Title: Cookies
Price: 30
Quantity: 20

Product code: KFG45GK445
Title: Tools
Price: 50
Quantity: 10

*** Delivery information ***
First name: John
Last name: Doe
Company: Happy Company Ltd
Country: Australia
Phone: 01 2345 6780

To achieve this we will be using Regular Expression Match action.

So your flow might look like this:

regex-match-flow

For this case, I'm using the trigger to manual start of the flow. You can use any other trigger available in Microsoft Flow.

Receive email

First, we receive an email in Outlook, you can specify Subject Filter field so this trigger will be working only the ones that have ‘Order’ in their subject.

regex-match-receive-email

Regular Expression Match

Then we are using Regular Expression Match action to find three values: Title, Price, and Quantity in our email's body.

regex-match-action

Here is a regex we are using in this flow:

Title: (?<Title>.+|)
Price: (?<Price>.+|)
Quantity: (?<Quantity>\d+)

You may notice that Regular expression match in this regular expression has a few outputs:

regex-match-flow-matches

There is "Match0" is a full match for the whole regular expression. There are also separate output values for each named regular expression group: Price, Quantity, Title.

You can learn more about named groups on this page. The action is smart enough to create separate output value in Microsoft Flow for each named regular expression group that is used in it. It dramatically simplifies extraction of values from text strings. You just write a regular expression with named groups and then use them across your flow.

You can easily put match regex into a named group like this: (?<Title>.+|). The name of this group will be "Title", everything that matches regular expression .+| will be returned as a separate output of the action.

Note, the action returns array of matches, because you may have multiple matches in your text. This is how JSON representation of result may look with multiple matches:

[
    {
        "Match0": " Title: Tires\r\nPrice: 200\r\nQuantity: 4",
        "Title": "Tires",
        "Price": "150",
        "Quantity": "4"
    }, {
        "Match0": " Title: Cookies\r\nPrice: 30\r\nQuantity: 20",
        "Title": "Cookies",
        "Price": "30",
        "Quantity": "20"
    }, {
        "Match0": " Title: Tools\r\nPrice: 50\r\nQuantity: 10",
        "Title": "Tools",
        "Price": "50",
        "Quantity": "10"
    }
]

Create item in SharePoint list

In the last step, we are using the values from the previous step to create an item in 'Orders' SharePoint list.

regex-match-create-item

In this action, we are going through the 'Matches' array and we are getting its values in the cycle, using the named groups as keys.

Then we are using these keys values to create an item in our SharePoint 'Orders' list.

Conclusion

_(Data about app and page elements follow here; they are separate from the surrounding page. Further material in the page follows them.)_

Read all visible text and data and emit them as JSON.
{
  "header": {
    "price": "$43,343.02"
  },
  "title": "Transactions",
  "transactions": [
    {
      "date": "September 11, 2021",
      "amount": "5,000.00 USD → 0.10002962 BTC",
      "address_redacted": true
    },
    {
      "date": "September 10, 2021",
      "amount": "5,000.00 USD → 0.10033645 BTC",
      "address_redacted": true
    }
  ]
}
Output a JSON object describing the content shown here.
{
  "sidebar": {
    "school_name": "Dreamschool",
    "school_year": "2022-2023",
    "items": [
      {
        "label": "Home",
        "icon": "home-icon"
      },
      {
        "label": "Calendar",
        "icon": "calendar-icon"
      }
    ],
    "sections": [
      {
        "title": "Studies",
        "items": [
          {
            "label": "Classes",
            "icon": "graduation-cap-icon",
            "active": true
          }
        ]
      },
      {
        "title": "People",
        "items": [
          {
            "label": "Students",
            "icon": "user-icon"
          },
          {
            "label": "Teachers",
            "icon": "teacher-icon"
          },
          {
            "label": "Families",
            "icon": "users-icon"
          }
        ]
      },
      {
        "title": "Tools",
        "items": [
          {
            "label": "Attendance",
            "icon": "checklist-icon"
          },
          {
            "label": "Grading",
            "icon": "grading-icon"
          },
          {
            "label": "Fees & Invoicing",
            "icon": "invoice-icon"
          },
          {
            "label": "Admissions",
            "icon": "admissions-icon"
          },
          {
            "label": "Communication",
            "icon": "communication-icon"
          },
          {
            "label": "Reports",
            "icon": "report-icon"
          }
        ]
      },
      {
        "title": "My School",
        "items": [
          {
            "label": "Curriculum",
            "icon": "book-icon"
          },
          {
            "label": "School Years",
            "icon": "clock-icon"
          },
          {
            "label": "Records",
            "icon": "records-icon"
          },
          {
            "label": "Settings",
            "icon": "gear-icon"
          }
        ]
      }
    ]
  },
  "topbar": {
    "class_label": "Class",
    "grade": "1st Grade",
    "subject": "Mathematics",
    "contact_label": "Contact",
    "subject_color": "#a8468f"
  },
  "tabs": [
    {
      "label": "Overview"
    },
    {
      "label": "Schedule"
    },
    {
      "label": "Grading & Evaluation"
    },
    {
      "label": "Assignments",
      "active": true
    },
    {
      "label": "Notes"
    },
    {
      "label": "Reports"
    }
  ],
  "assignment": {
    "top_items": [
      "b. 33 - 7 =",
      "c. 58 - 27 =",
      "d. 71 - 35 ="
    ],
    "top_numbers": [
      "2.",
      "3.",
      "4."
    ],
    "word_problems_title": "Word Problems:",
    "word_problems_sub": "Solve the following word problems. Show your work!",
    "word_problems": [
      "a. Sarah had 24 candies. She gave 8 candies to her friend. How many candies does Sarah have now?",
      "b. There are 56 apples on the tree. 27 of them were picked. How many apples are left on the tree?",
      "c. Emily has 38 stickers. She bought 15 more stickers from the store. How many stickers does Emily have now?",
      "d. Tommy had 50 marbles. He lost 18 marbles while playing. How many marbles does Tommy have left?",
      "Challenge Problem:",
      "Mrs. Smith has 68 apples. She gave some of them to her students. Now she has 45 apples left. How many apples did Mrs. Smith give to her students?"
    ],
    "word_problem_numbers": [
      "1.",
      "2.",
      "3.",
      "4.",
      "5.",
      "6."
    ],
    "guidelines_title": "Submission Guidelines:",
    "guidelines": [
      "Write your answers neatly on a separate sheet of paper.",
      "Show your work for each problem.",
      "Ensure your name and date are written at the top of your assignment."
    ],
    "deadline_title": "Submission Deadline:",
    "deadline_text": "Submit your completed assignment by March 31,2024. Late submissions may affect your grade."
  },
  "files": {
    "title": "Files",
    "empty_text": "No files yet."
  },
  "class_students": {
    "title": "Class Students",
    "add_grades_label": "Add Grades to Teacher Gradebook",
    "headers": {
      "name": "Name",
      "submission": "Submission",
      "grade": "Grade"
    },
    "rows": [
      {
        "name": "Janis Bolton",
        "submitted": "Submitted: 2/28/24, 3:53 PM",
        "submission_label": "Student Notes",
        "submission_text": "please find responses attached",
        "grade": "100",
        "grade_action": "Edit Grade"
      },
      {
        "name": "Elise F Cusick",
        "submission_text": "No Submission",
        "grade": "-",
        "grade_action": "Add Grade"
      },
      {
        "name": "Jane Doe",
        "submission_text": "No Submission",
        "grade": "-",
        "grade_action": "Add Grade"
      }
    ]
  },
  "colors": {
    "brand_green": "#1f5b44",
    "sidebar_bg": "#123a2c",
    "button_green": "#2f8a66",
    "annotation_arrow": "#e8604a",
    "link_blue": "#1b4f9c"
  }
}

Now you should have an idea how to work with Regular Expression Match action in Plumsail Documents connector for Microsoft Flow. If you haven’t used it yet, registering an account would be the first step, you can learn about it here. It is quite easy to get started.